THE TASK:
Your answer should consist of the lines holding "Output", copied from the material below.

MATERIAL FOR THIS EXERCISE:
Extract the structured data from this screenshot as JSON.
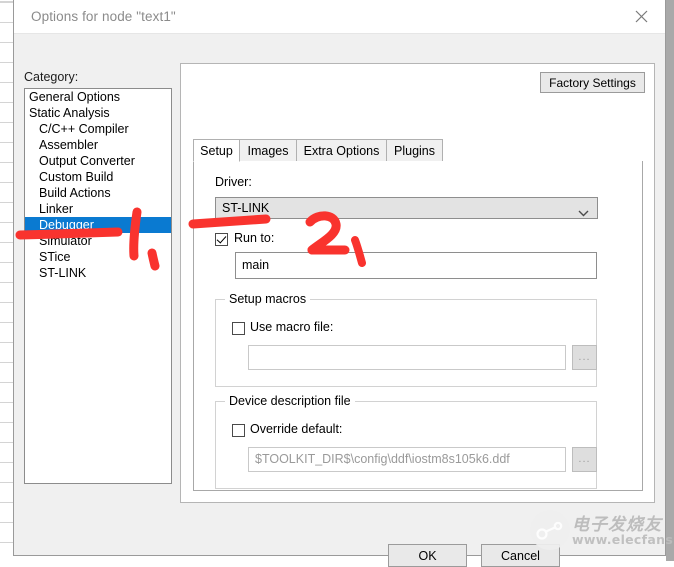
{
  "window": {
    "title": "Options for node \"text1\"",
    "close_icon": "close-icon"
  },
  "category": {
    "label": "Category:",
    "items": [
      {
        "label": "General Options",
        "indent": false,
        "selected": false
      },
      {
        "label": "Static Analysis",
        "indent": false,
        "selected": false
      },
      {
        "label": "C/C++ Compiler",
        "indent": true,
        "selected": false
      },
      {
        "label": "Assembler",
        "indent": true,
        "selected": false
      },
      {
        "label": "Output Converter",
        "indent": true,
        "selected": false
      },
      {
        "label": "Custom Build",
        "indent": true,
        "selected": false
      },
      {
        "label": "Build Actions",
        "indent": true,
        "selected": false
      },
      {
        "label": "Linker",
        "indent": true,
        "selected": false
      },
      {
        "label": "Debugger",
        "indent": true,
        "selected": true
      },
      {
        "label": "Simulator",
        "indent": true,
        "selected": false
      },
      {
        "label": "STice",
        "indent": true,
        "selected": false
      },
      {
        "label": "ST-LINK",
        "indent": true,
        "selected": false
      }
    ]
  },
  "panel": {
    "factory_settings_label": "Factory Settings",
    "tabs": [
      {
        "label": "Setup",
        "active": true
      },
      {
        "label": "Images",
        "active": false
      },
      {
        "label": "Extra Options",
        "active": false
      },
      {
        "label": "Plugins",
        "active": false
      }
    ],
    "driver": {
      "label": "Driver:",
      "selected_value": "ST-LINK",
      "arrow_icon": "chevron-down-icon"
    },
    "run_to": {
      "label": "Run to:",
      "checked": true,
      "value": "main"
    },
    "setup_macros": {
      "group_title": "Setup macros",
      "use_macro_file_label": "Use macro file:",
      "use_macro_file_checked": false,
      "macro_file_value": "",
      "browse_label": "..."
    },
    "device_description": {
      "group_title": "Device description file",
      "override_default_label": "Override default:",
      "override_default_checked": false,
      "path_value": "$TOOLKIT_DIR$\\config\\ddf\\iostm8s105k6.ddf",
      "browse_label": "..."
    }
  },
  "buttons": {
    "ok_label": "OK",
    "cancel_label": "Cancel"
  },
  "watermark": {
    "brand_cn": "电子发烧友",
    "url": "www.elecfans.com"
  },
  "annotations": {
    "color": "#F9332E",
    "marks": [
      {
        "name": "underline-debugger",
        "kind": "stroke"
      },
      {
        "name": "digit-one",
        "kind": "digit",
        "text": "1"
      },
      {
        "name": "underline-driver",
        "kind": "stroke"
      },
      {
        "name": "digit-two",
        "kind": "digit",
        "text": "2"
      }
    ]
  }
}
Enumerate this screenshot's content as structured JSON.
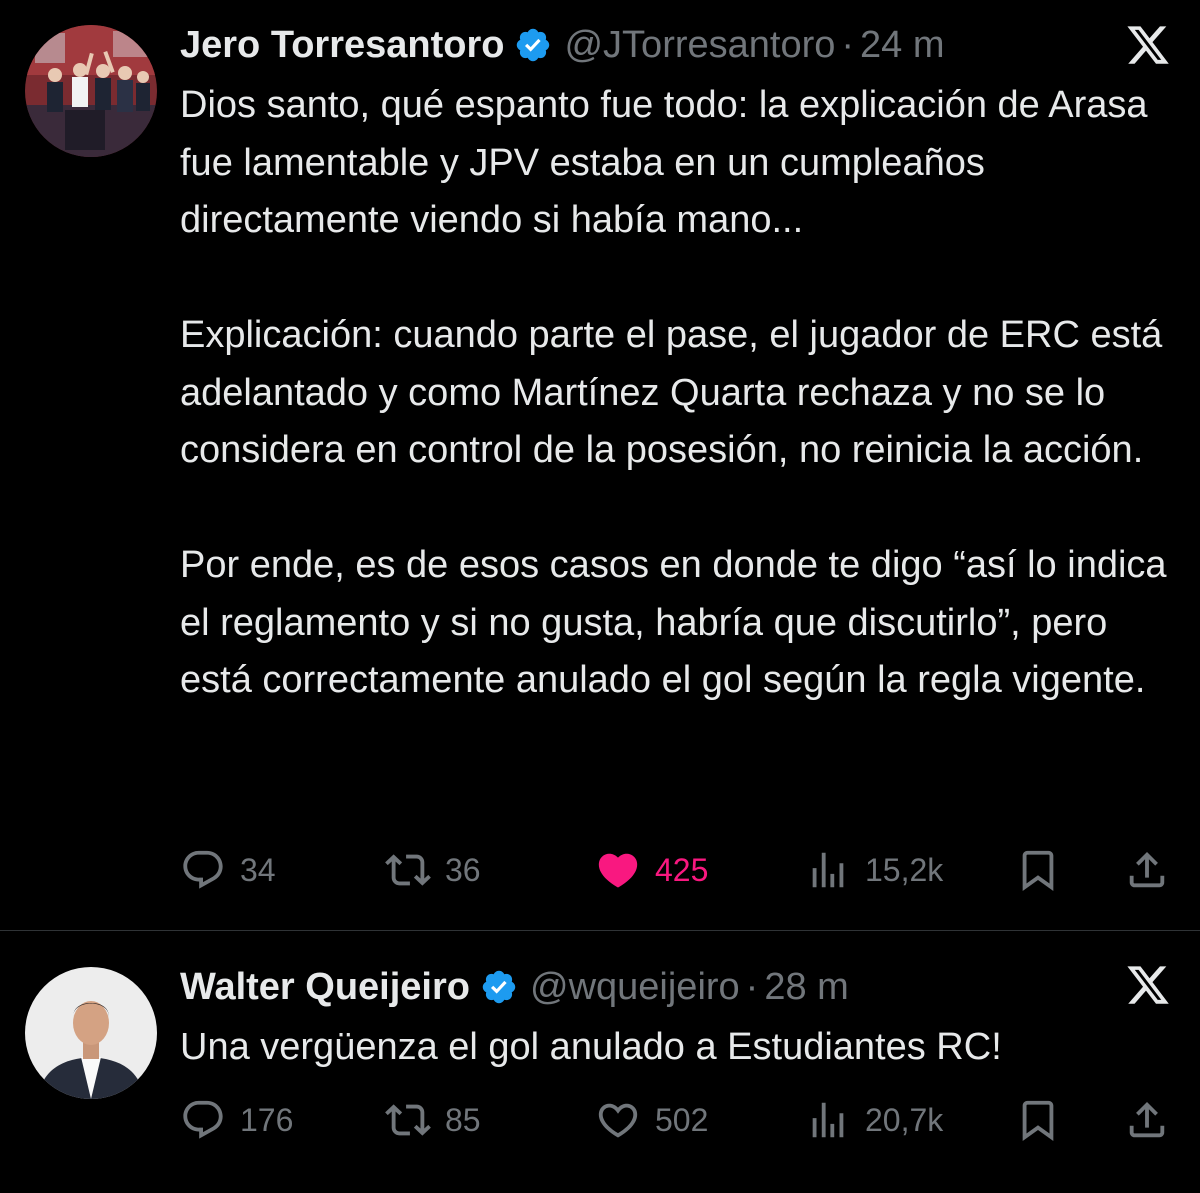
{
  "tweets": [
    {
      "name": "Jero Torresantoro",
      "handle": "@JTorresantoro",
      "separator": "·",
      "time": "24 m",
      "paragraphs": [
        "Dios santo, qué espanto fue todo: la explicación de Arasa fue lamentable y JPV estaba en un cumpleaños directamente viendo si había mano...",
        "Explicación: cuando parte el pase, el jugador de ERC está adelantado y como Martínez Quarta rechaza y no se lo considera en control de la posesión, no reinicia la acción.",
        "Por ende, es de esos casos en donde te digo “así lo indica el reglamento y si no gusta, habría que discutirlo”, pero está correctamente anulado el gol según la regla vigente."
      ],
      "metrics": {
        "replies": "34",
        "reposts": "36",
        "likes": "425",
        "views": "15,2k"
      },
      "liked": true,
      "icons": [
        "reply-icon",
        "repost-icon",
        "heart-filled-icon",
        "views-icon",
        "bookmark-icon",
        "share-icon"
      ]
    },
    {
      "name": "Walter Queijeiro",
      "handle": "@wqueijeiro",
      "separator": "·",
      "time": "28 m",
      "paragraphs": [
        "Una vergüenza el gol anulado a Estudiantes RC!"
      ],
      "metrics": {
        "replies": "176",
        "reposts": "85",
        "likes": "502",
        "views": "20,7k"
      },
      "liked": false,
      "icons": [
        "reply-icon",
        "repost-icon",
        "heart-outline-icon",
        "views-icon",
        "bookmark-icon",
        "share-icon"
      ]
    }
  ],
  "colors": {
    "background": "#000000",
    "text": "#e7e9ea",
    "muted": "#71767b",
    "verified": "#1d9bf0",
    "like": "#f91880",
    "divider": "#2f3336"
  }
}
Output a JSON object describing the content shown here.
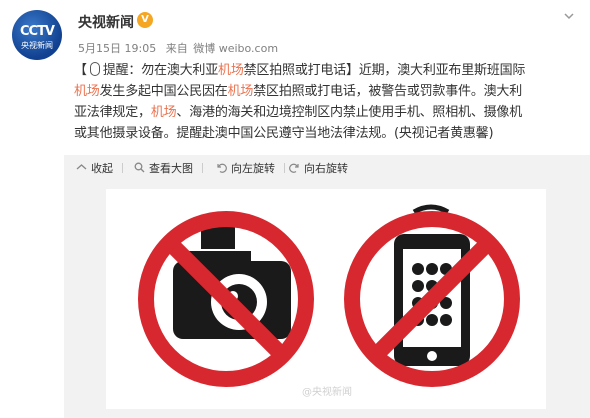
{
  "user": {
    "name": "央视新闻",
    "verified_icon": "verified-badge-icon",
    "avatar_logo": "CCTV",
    "avatar_subtitle": "央视新闻"
  },
  "meta": {
    "time": "5月15日 19:05",
    "source_label": "来自",
    "source": "微博 weibo.com"
  },
  "post": {
    "bracket_open": "【",
    "line1_a": "提醒：勿在澳大利亚",
    "line1_hl": "机场",
    "line1_b": "禁区拍照或打电话】近期，澳大利亚布里斯班国际",
    "line2_hl": "机场",
    "line2_a": "发生多起中国公民因在",
    "line2_hl2": "机场",
    "line2_b": "禁区拍照或打电话，被警告或罚款事件。澳大利",
    "line3_a": "亚法律规定，",
    "line3_hl": "机场",
    "line3_b": "、海港的海关和边境控制区内禁止使用手机、照相机、摄像机",
    "line4": "或其他摄录设备。提醒赴澳中国公民遵守当地法律法规。(央视记者黄惠馨)"
  },
  "toolbar": {
    "collapse": "收起",
    "view_large": "查看大图",
    "rotate_left": "向左旋转",
    "rotate_right": "向右旋转"
  },
  "image": {
    "watermark": "@央视新闻",
    "sign_color": "#d7282f"
  }
}
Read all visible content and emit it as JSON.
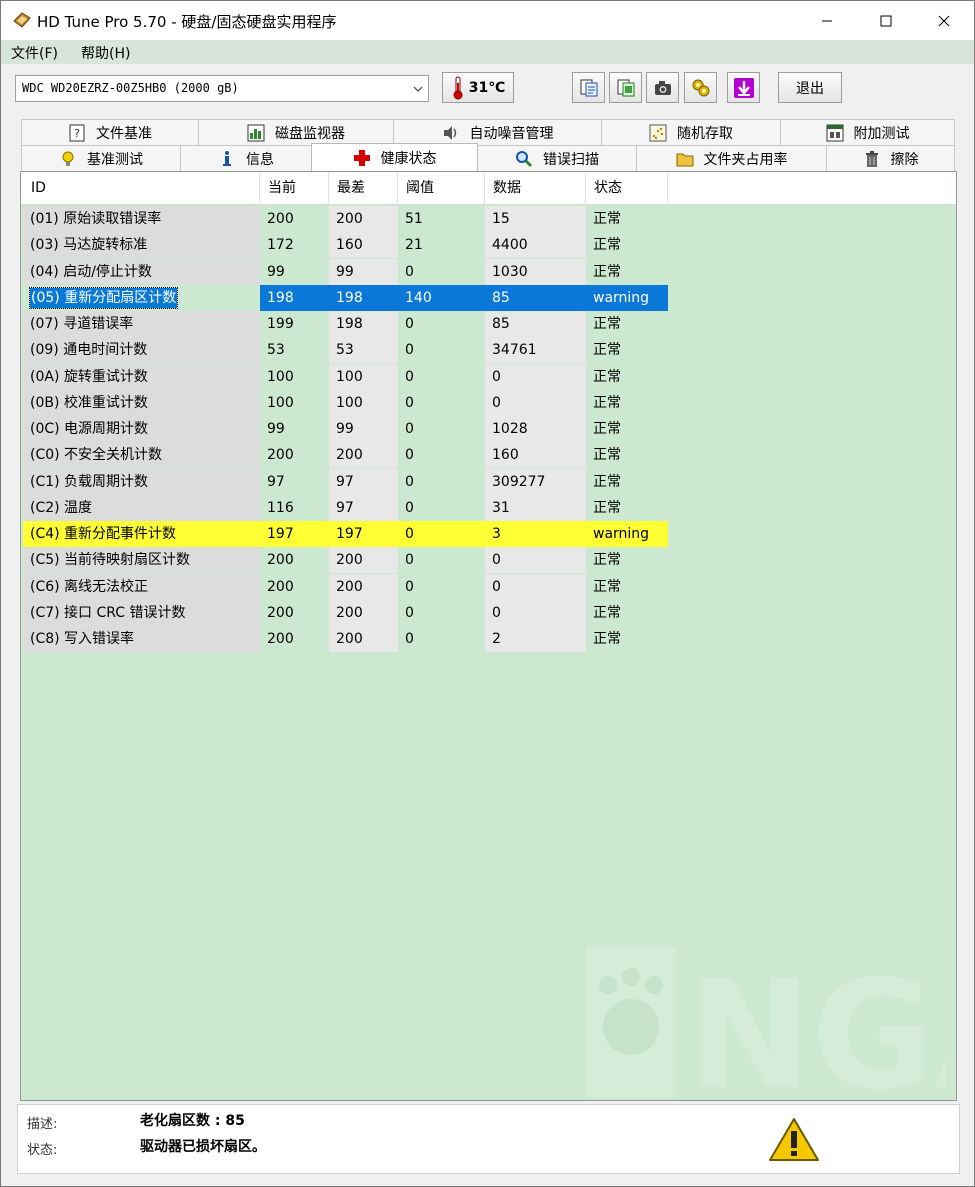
{
  "window": {
    "title": "HD Tune Pro 5.70 - 硬盘/固态硬盘实用程序",
    "minimize_icon": "minimize-icon",
    "maximize_icon": "maximize-icon",
    "close_icon": "close-icon"
  },
  "menu": {
    "file": "文件(F)",
    "help": "帮助(H)"
  },
  "toolbar": {
    "drive": "WDC WD20EZRZ-00Z5HB0 (2000 gB)",
    "temperature": "31℃",
    "exit_label": "退出",
    "icons": [
      "copy-text-icon",
      "copy-screenshot-icon",
      "camera-icon",
      "settings-icon",
      "save-icon"
    ]
  },
  "tabs": {
    "row1": [
      "文件基准",
      "磁盘监视器",
      "自动噪音管理",
      "随机存取",
      "附加测试"
    ],
    "row2": [
      "基准测试",
      "信息",
      "健康状态",
      "错误扫描",
      "文件夹占用率",
      "擦除"
    ],
    "active": "健康状态"
  },
  "table": {
    "headers": [
      "ID",
      "当前",
      "最差",
      "阈值",
      "数据",
      "状态"
    ],
    "rows": [
      [
        "(01) 原始读取错误率",
        "200",
        "200",
        "51",
        "15",
        "正常"
      ],
      [
        "(03) 马达旋转标准",
        "172",
        "160",
        "21",
        "4400",
        "正常"
      ],
      [
        "(04) 启动/停止计数",
        "99",
        "99",
        "0",
        "1030",
        "正常"
      ],
      [
        "(05) 重新分配扇区计数",
        "198",
        "198",
        "140",
        "85",
        "warning"
      ],
      [
        "(07) 寻道错误率",
        "199",
        "198",
        "0",
        "85",
        "正常"
      ],
      [
        "(09) 通电时间计数",
        "53",
        "53",
        "0",
        "34761",
        "正常"
      ],
      [
        "(0A) 旋转重试计数",
        "100",
        "100",
        "0",
        "0",
        "正常"
      ],
      [
        "(0B) 校准重试计数",
        "100",
        "100",
        "0",
        "0",
        "正常"
      ],
      [
        "(0C) 电源周期计数",
        "99",
        "99",
        "0",
        "1028",
        "正常"
      ],
      [
        "(C0) 不安全关机计数",
        "200",
        "200",
        "0",
        "160",
        "正常"
      ],
      [
        "(C1) 负载周期计数",
        "97",
        "97",
        "0",
        "309277",
        "正常"
      ],
      [
        "(C2) 温度",
        "116",
        "97",
        "0",
        "31",
        "正常"
      ],
      [
        "(C4) 重新分配事件计数",
        "197",
        "197",
        "0",
        "3",
        "warning"
      ],
      [
        "(C5) 当前待映射扇区计数",
        "200",
        "200",
        "0",
        "0",
        "正常"
      ],
      [
        "(C6) 离线无法校正",
        "200",
        "200",
        "0",
        "0",
        "正常"
      ],
      [
        "(C7) 接口 CRC 错误计数",
        "200",
        "200",
        "0",
        "0",
        "正常"
      ],
      [
        "(C8) 写入错误率",
        "200",
        "200",
        "0",
        "2",
        "正常"
      ]
    ],
    "selected_row": 3,
    "highlighted_row": 12
  },
  "watermark": "NGA",
  "footer": {
    "desc_label": "描述:",
    "desc_value": "老化扇区数  :  85",
    "status_label": "状态:",
    "status_value": "驱动器已损坏扇区。",
    "status_icon": "warning-triangle-icon"
  },
  "colors": {
    "panel_bg": "#cce8d0",
    "selected": "#0a78d7",
    "warning_row": "#ffff33",
    "menubar": "#d7e4dc"
  }
}
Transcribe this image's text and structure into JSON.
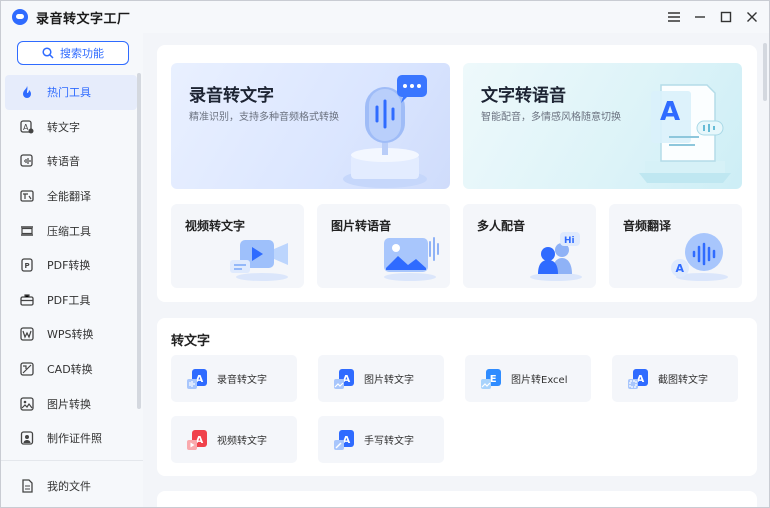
{
  "app": {
    "title": "录音转文字工厂"
  },
  "window_controls": {
    "menu": "☰",
    "minimize": "—",
    "maximize": "☐",
    "close": "✕"
  },
  "sidebar": {
    "search_label": "搜索功能",
    "items": [
      {
        "label": "热门工具",
        "icon": "fire-icon"
      },
      {
        "label": "转文字",
        "icon": "text-convert-icon"
      },
      {
        "label": "转语音",
        "icon": "voice-icon"
      },
      {
        "label": "全能翻译",
        "icon": "translate-icon"
      },
      {
        "label": "压缩工具",
        "icon": "compress-icon"
      },
      {
        "label": "PDF转换",
        "icon": "pdf-convert-icon"
      },
      {
        "label": "PDF工具",
        "icon": "toolbox-icon"
      },
      {
        "label": "WPS转换",
        "icon": "wps-icon"
      },
      {
        "label": "CAD转换",
        "icon": "cad-icon"
      },
      {
        "label": "图片转换",
        "icon": "image-icon"
      },
      {
        "label": "制作证件照",
        "icon": "id-photo-icon"
      }
    ],
    "bottom_label": "我的文件"
  },
  "hot": {
    "hero1": {
      "title": "录音转文字",
      "subtitle": "精准识别，支持多种音频格式转换"
    },
    "hero2": {
      "title": "文字转语音",
      "subtitle": "智能配音，多情感风格随意切换"
    },
    "cards": [
      {
        "label": "视频转文字"
      },
      {
        "label": "图片转语音"
      },
      {
        "label": "多人配音"
      },
      {
        "label": "音频翻译"
      }
    ]
  },
  "text_section": {
    "title": "转文字",
    "tools": [
      {
        "label": "录音转文字",
        "badge": "A"
      },
      {
        "label": "图片转文字",
        "badge": "A"
      },
      {
        "label": "图片转Excel",
        "badge": "E"
      },
      {
        "label": "截图转文字",
        "badge": "A"
      },
      {
        "label": "视频转文字",
        "badge": "A"
      },
      {
        "label": "手写转文字",
        "badge": "A"
      }
    ]
  },
  "colors": {
    "accent": "#2f6bff",
    "video_red": "#f0414b"
  }
}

YOUR SOLUTION:
        "label": "Output Converter",
Output a JSON object describing the content shown here.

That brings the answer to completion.